Top of Records for this task

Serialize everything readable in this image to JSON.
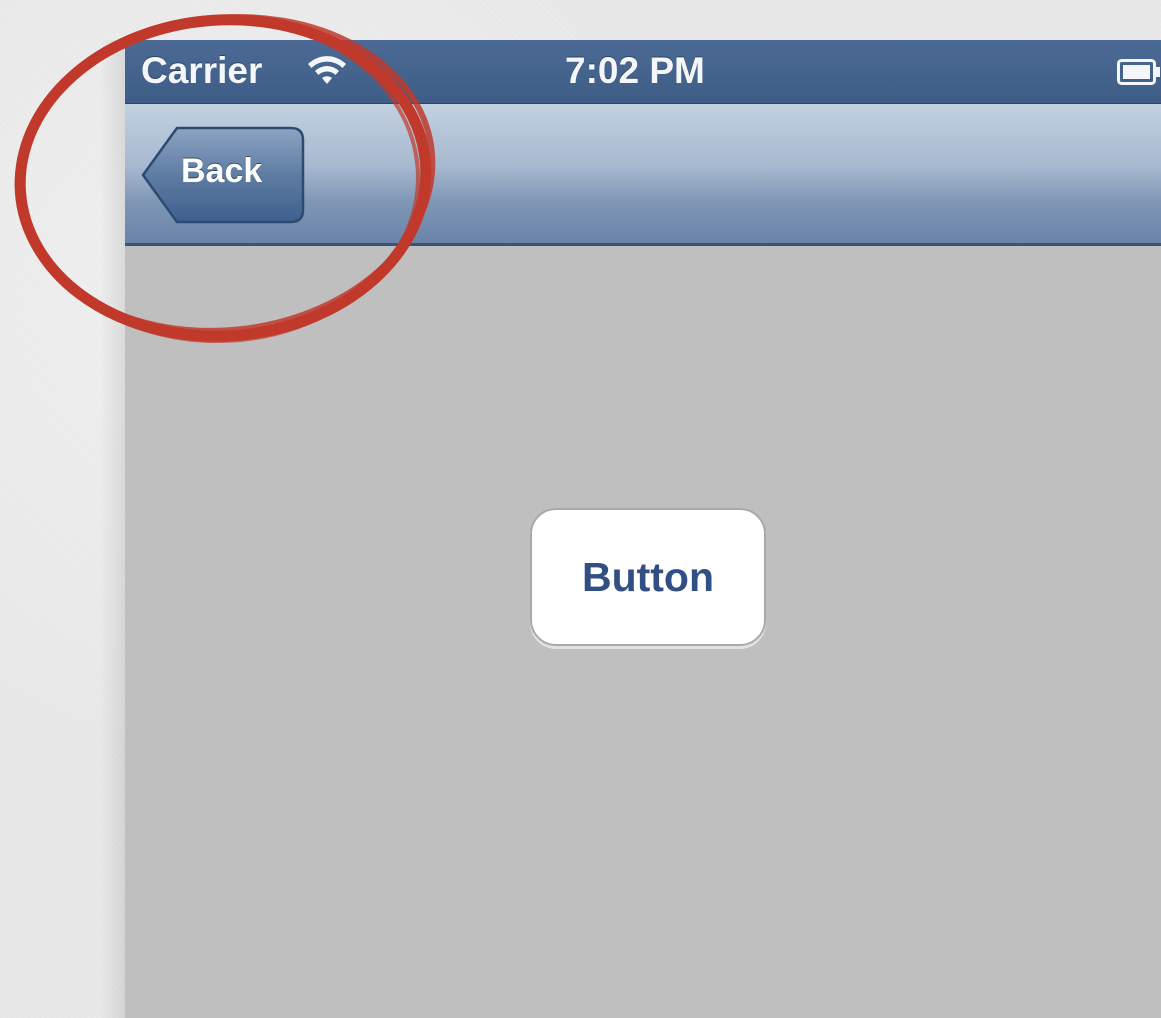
{
  "status_bar": {
    "carrier": "Carrier",
    "time": "7:02 PM",
    "wifi_icon": "wifi-icon",
    "battery_icon": "battery-icon"
  },
  "nav_bar": {
    "back_label": "Back"
  },
  "content": {
    "button_label": "Button"
  },
  "colors": {
    "status_bar": "#3d5d86",
    "nav_bar_top": "#c2d1e1",
    "nav_bar_bottom": "#6a84a8",
    "content_background": "#bfbfbf",
    "button_text": "#324f85",
    "annotation": "#c0392b"
  }
}
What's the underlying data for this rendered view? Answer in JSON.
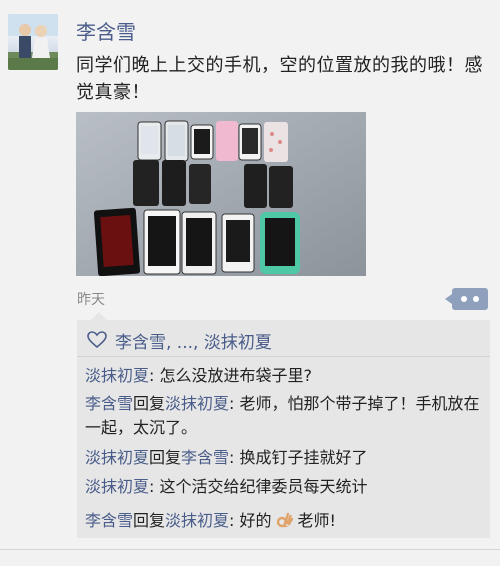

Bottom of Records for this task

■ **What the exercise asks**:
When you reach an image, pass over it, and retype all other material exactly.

■ **Response area**:
Serialize everything readable in this image to JSON.
{
  "status_bar": {
    "carrier": "Carrier",
    "time": "7:02 PM",
    "wifi_icon": "wifi-icon",
    "battery_icon": "battery-icon"
  },
  "nav_bar": {
    "back_label": "Back"
  },
  "content": {
    "button_label": "Button"
  },
  "colors": {
    "status_bar": "#3d5d86",
    "nav_bar_top": "#c2d1e1",
    "nav_bar_bottom": "#6a84a8",
    "content_background": "#bfbfbf",
    "button_text": "#324f85",
    "annotation": "#c0392b"
  }
}
What's the underlying data for this rendered view? Answer in JSON.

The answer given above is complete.